Dataset excerpts:
┌──

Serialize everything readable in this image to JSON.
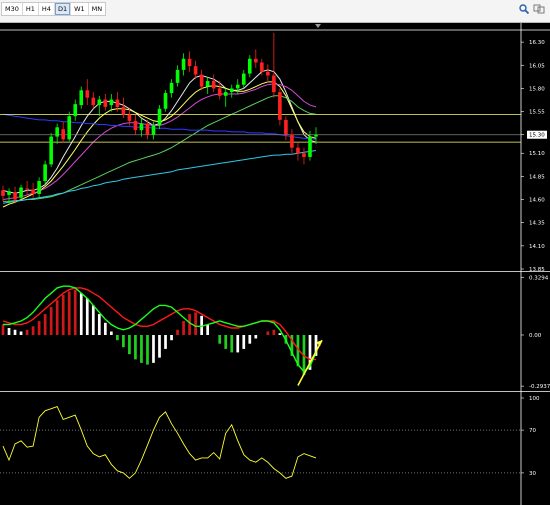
{
  "toolbar": {
    "timeframes": [
      "M30",
      "H1",
      "H4",
      "D1",
      "W1",
      "MN"
    ],
    "active_timeframe": "D1",
    "icons": [
      "search-icon",
      "compare-icon"
    ]
  },
  "chart_data": [
    {
      "type": "candlestick",
      "panel": "price",
      "yticks": [
        16.3,
        16.05,
        15.8,
        15.55,
        15.3,
        15.1,
        14.85,
        14.6,
        14.35,
        14.1,
        13.85
      ],
      "ylim": [
        13.85,
        16.42
      ],
      "current_price_label": "15.30",
      "up_color": "#00ff00",
      "down_color": "#ff2020",
      "candles": [
        [
          14.7,
          14.75,
          14.58,
          14.64
        ],
        [
          14.65,
          14.72,
          14.55,
          14.69
        ],
        [
          14.68,
          14.74,
          14.57,
          14.6
        ],
        [
          14.62,
          14.76,
          14.6,
          14.73
        ],
        [
          14.72,
          14.8,
          14.66,
          14.71
        ],
        [
          14.71,
          14.78,
          14.62,
          14.66
        ],
        [
          14.66,
          14.84,
          14.62,
          14.8
        ],
        [
          14.8,
          15.02,
          14.76,
          14.98
        ],
        [
          14.98,
          15.32,
          14.95,
          15.28
        ],
        [
          15.28,
          15.42,
          15.2,
          15.38
        ],
        [
          15.36,
          15.44,
          15.22,
          15.25
        ],
        [
          15.25,
          15.55,
          15.23,
          15.5
        ],
        [
          15.5,
          15.68,
          15.45,
          15.63
        ],
        [
          15.62,
          15.82,
          15.58,
          15.78
        ],
        [
          15.78,
          15.9,
          15.62,
          15.7
        ],
        [
          15.7,
          15.76,
          15.58,
          15.62
        ],
        [
          15.62,
          15.72,
          15.5,
          15.68
        ],
        [
          15.68,
          15.74,
          15.56,
          15.6
        ],
        [
          15.62,
          15.74,
          15.55,
          15.68
        ],
        [
          15.68,
          15.76,
          15.55,
          15.6
        ],
        [
          15.6,
          15.7,
          15.48,
          15.52
        ],
        [
          15.52,
          15.58,
          15.4,
          15.45
        ],
        [
          15.45,
          15.52,
          15.3,
          15.35
        ],
        [
          15.35,
          15.48,
          15.28,
          15.42
        ],
        [
          15.42,
          15.46,
          15.25,
          15.3
        ],
        [
          15.3,
          15.44,
          15.25,
          15.4
        ],
        [
          15.4,
          15.62,
          15.36,
          15.58
        ],
        [
          15.58,
          15.78,
          15.55,
          15.75
        ],
        [
          15.75,
          15.9,
          15.7,
          15.86
        ],
        [
          15.86,
          16.05,
          15.82,
          16.0
        ],
        [
          16.0,
          16.18,
          15.94,
          16.12
        ],
        [
          16.12,
          16.2,
          15.98,
          16.04
        ],
        [
          16.04,
          16.1,
          15.9,
          15.95
        ],
        [
          15.95,
          16.0,
          15.78,
          15.82
        ],
        [
          15.82,
          15.92,
          15.74,
          15.88
        ],
        [
          15.88,
          15.95,
          15.76,
          15.8
        ],
        [
          15.8,
          15.88,
          15.68,
          15.72
        ],
        [
          15.72,
          15.8,
          15.6,
          15.76
        ],
        [
          15.76,
          15.84,
          15.7,
          15.8
        ],
        [
          15.8,
          15.9,
          15.74,
          15.84
        ],
        [
          15.84,
          16.0,
          15.8,
          15.96
        ],
        [
          15.96,
          16.16,
          15.92,
          16.12
        ],
        [
          16.12,
          16.22,
          16.02,
          16.08
        ],
        [
          16.08,
          16.12,
          15.94,
          15.98
        ],
        [
          15.98,
          16.06,
          15.86,
          15.94
        ],
        [
          15.94,
          16.4,
          15.7,
          15.76
        ],
        [
          15.76,
          15.8,
          15.4,
          15.46
        ],
        [
          15.46,
          15.5,
          15.24,
          15.3
        ],
        [
          15.3,
          15.36,
          15.1,
          15.16
        ],
        [
          15.16,
          15.22,
          15.02,
          15.1
        ],
        [
          15.1,
          15.16,
          14.98,
          15.06
        ],
        [
          15.06,
          15.34,
          15.02,
          15.28
        ],
        [
          15.28,
          15.38,
          15.2,
          15.3
        ]
      ],
      "overlays": [
        {
          "name": "MA-white",
          "color": "#e8e8e8",
          "values": [
            14.7,
            14.68,
            14.67,
            14.68,
            14.7,
            14.7,
            14.72,
            14.76,
            14.84,
            14.94,
            15.06,
            15.17,
            15.28,
            15.4,
            15.5,
            15.58,
            15.64,
            15.66,
            15.66,
            15.64,
            15.62,
            15.58,
            15.54,
            15.48,
            15.44,
            15.4,
            15.42,
            15.48,
            15.56,
            15.66,
            15.76,
            15.86,
            15.92,
            15.94,
            15.92,
            15.9,
            15.86,
            15.8,
            15.78,
            15.78,
            15.8,
            15.86,
            15.92,
            15.98,
            16.0,
            15.98,
            15.9,
            15.76,
            15.6,
            15.44,
            15.3,
            15.24,
            15.22
          ]
        },
        {
          "name": "MA-yellow",
          "color": "#ffff66",
          "values": [
            14.52,
            14.55,
            14.57,
            14.6,
            14.63,
            14.66,
            14.69,
            14.74,
            14.8,
            14.88,
            14.96,
            15.05,
            15.14,
            15.24,
            15.33,
            15.41,
            15.48,
            15.53,
            15.57,
            15.58,
            15.58,
            15.57,
            15.54,
            15.51,
            15.48,
            15.45,
            15.44,
            15.46,
            15.5,
            15.56,
            15.63,
            15.7,
            15.76,
            15.8,
            15.82,
            15.83,
            15.82,
            15.8,
            15.78,
            15.77,
            15.77,
            15.79,
            15.82,
            15.85,
            15.87,
            15.87,
            15.82,
            15.72,
            15.58,
            15.44,
            15.33,
            15.28,
            15.26
          ]
        },
        {
          "name": "MA-magenta",
          "color": "#d24ad2",
          "values": [
            14.6,
            14.61,
            14.62,
            14.63,
            14.65,
            14.67,
            14.69,
            14.72,
            14.76,
            14.81,
            14.87,
            14.94,
            15.01,
            15.08,
            15.15,
            15.22,
            15.28,
            15.33,
            15.37,
            15.4,
            15.42,
            15.43,
            15.43,
            15.42,
            15.41,
            15.4,
            15.4,
            15.42,
            15.45,
            15.49,
            15.54,
            15.59,
            15.64,
            15.68,
            15.71,
            15.73,
            15.74,
            15.74,
            15.74,
            15.74,
            15.75,
            15.77,
            15.79,
            15.82,
            15.84,
            15.85,
            15.84,
            15.82,
            15.78,
            15.72,
            15.66,
            15.62,
            15.6
          ]
        },
        {
          "name": "MA-green",
          "color": "#5ad05a",
          "values": [
            14.58,
            14.58,
            14.59,
            14.59,
            14.6,
            14.6,
            14.61,
            14.62,
            14.63,
            14.65,
            14.67,
            14.7,
            14.73,
            14.76,
            14.79,
            14.82,
            14.85,
            14.88,
            14.91,
            14.94,
            14.97,
            15.0,
            15.02,
            15.04,
            15.06,
            15.08,
            15.1,
            15.13,
            15.16,
            15.2,
            15.24,
            15.28,
            15.32,
            15.36,
            15.4,
            15.43,
            15.46,
            15.49,
            15.52,
            15.55,
            15.58,
            15.61,
            15.64,
            15.67,
            15.7,
            15.72,
            15.72,
            15.7,
            15.66,
            15.6,
            15.56,
            15.53,
            15.52
          ]
        },
        {
          "name": "MA-blue",
          "color": "#2c3cff",
          "values": [
            15.52,
            15.51,
            15.5,
            15.49,
            15.48,
            15.47,
            15.46,
            15.46,
            15.45,
            15.45,
            15.44,
            15.44,
            15.43,
            15.43,
            15.42,
            15.42,
            15.41,
            15.41,
            15.4,
            15.4,
            15.39,
            15.39,
            15.38,
            15.38,
            15.38,
            15.37,
            15.37,
            15.37,
            15.36,
            15.36,
            15.36,
            15.35,
            15.35,
            15.35,
            15.35,
            15.34,
            15.34,
            15.34,
            15.33,
            15.33,
            15.33,
            15.32,
            15.32,
            15.32,
            15.31,
            15.31,
            15.3,
            15.29,
            15.28,
            15.27,
            15.26,
            15.26,
            15.25
          ]
        },
        {
          "name": "MA-cyan",
          "color": "#33c7e8",
          "values": [
            14.56,
            14.57,
            14.58,
            14.59,
            14.6,
            14.61,
            14.62,
            14.63,
            14.64,
            14.66,
            14.67,
            14.69,
            14.7,
            14.72,
            14.73,
            14.75,
            14.76,
            14.78,
            14.79,
            14.8,
            14.82,
            14.83,
            14.84,
            14.85,
            14.86,
            14.87,
            14.88,
            14.89,
            14.9,
            14.92,
            14.93,
            14.94,
            14.95,
            14.96,
            14.97,
            14.98,
            14.99,
            15.0,
            15.01,
            15.02,
            15.03,
            15.04,
            15.05,
            15.06,
            15.07,
            15.08,
            15.08,
            15.09,
            15.09,
            15.1,
            15.11,
            15.12,
            15.13
          ]
        }
      ],
      "hlines": [
        {
          "value": 15.52,
          "color": "#ffff66"
        },
        {
          "value": 15.22,
          "color": "#ffff66"
        },
        {
          "value": 15.3,
          "color": "#808080"
        }
      ]
    },
    {
      "type": "histogram",
      "panel": "oscillator",
      "yticks": [
        0.3294,
        0.0,
        -0.2937
      ],
      "ytick_labels": [
        "0.3294",
        "0.00",
        "-0.2937"
      ],
      "ylim": [
        -0.31,
        0.35
      ],
      "histogram": [
        0.06,
        0.04,
        0.03,
        0.02,
        0.03,
        0.05,
        0.08,
        0.12,
        0.16,
        0.2,
        0.23,
        0.25,
        0.26,
        0.24,
        0.21,
        0.17,
        0.12,
        0.07,
        0.02,
        -0.03,
        -0.07,
        -0.11,
        -0.14,
        -0.16,
        -0.17,
        -0.16,
        -0.13,
        -0.08,
        -0.03,
        0.03,
        0.08,
        0.12,
        0.13,
        0.11,
        0.06,
        0.0,
        -0.05,
        -0.08,
        -0.1,
        -0.1,
        -0.08,
        -0.05,
        -0.02,
        0.0,
        0.02,
        0.03,
        0.01,
        -0.05,
        -0.12,
        -0.18,
        -0.23,
        -0.2,
        -0.12
      ],
      "histogram_colors": {
        "rising_pos": "#ffffff",
        "falling_pos": "#d01818",
        "rising_neg": "#ffffff",
        "falling_neg": "#20d020"
      },
      "series": [
        {
          "name": "signal-red",
          "color": "#ff1a1a",
          "values": [
            0.08,
            0.07,
            0.06,
            0.06,
            0.07,
            0.09,
            0.12,
            0.15,
            0.18,
            0.21,
            0.24,
            0.26,
            0.27,
            0.27,
            0.26,
            0.24,
            0.22,
            0.19,
            0.16,
            0.13,
            0.1,
            0.08,
            0.06,
            0.05,
            0.05,
            0.06,
            0.08,
            0.1,
            0.12,
            0.14,
            0.15,
            0.15,
            0.14,
            0.12,
            0.1,
            0.08,
            0.06,
            0.05,
            0.04,
            0.04,
            0.05,
            0.06,
            0.07,
            0.08,
            0.08,
            0.08,
            0.06,
            0.02,
            -0.03,
            -0.08,
            -0.12,
            -0.14,
            -0.14
          ]
        },
        {
          "name": "main-green",
          "color": "#1aff1a",
          "values": [
            0.06,
            0.06,
            0.07,
            0.08,
            0.1,
            0.13,
            0.17,
            0.21,
            0.24,
            0.27,
            0.28,
            0.28,
            0.27,
            0.24,
            0.21,
            0.17,
            0.13,
            0.09,
            0.06,
            0.04,
            0.03,
            0.04,
            0.06,
            0.09,
            0.12,
            0.15,
            0.17,
            0.17,
            0.16,
            0.13,
            0.1,
            0.07,
            0.05,
            0.05,
            0.06,
            0.07,
            0.08,
            0.07,
            0.06,
            0.05,
            0.05,
            0.06,
            0.07,
            0.08,
            0.08,
            0.07,
            0.03,
            -0.03,
            -0.1,
            -0.17,
            -0.21,
            -0.18,
            -0.1
          ]
        }
      ],
      "trendline": {
        "color": "#ffff33",
        "from": [
          49,
          -0.29
        ],
        "to": [
          53,
          -0.03
        ]
      }
    },
    {
      "type": "line",
      "panel": "oscillator",
      "yticks": [
        100,
        70,
        30
      ],
      "ytick_labels": [
        "100",
        "70",
        "30"
      ],
      "ylim": [
        0,
        100
      ],
      "levels": [
        70,
        30
      ],
      "series": [
        {
          "name": "oscillator-yellow",
          "color": "#ffff33",
          "values": [
            55,
            42,
            57,
            60,
            54,
            55,
            82,
            88,
            90,
            92,
            80,
            82,
            84,
            70,
            55,
            48,
            45,
            47,
            38,
            32,
            30,
            25,
            30,
            42,
            56,
            70,
            82,
            87,
            76,
            67,
            57,
            48,
            42,
            44,
            44,
            49,
            43,
            67,
            75,
            60,
            47,
            42,
            40,
            44,
            40,
            34,
            30,
            25,
            27,
            45,
            48,
            46,
            44
          ]
        }
      ]
    }
  ]
}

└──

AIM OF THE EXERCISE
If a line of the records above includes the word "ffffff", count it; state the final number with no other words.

OUTPUT BELOW
2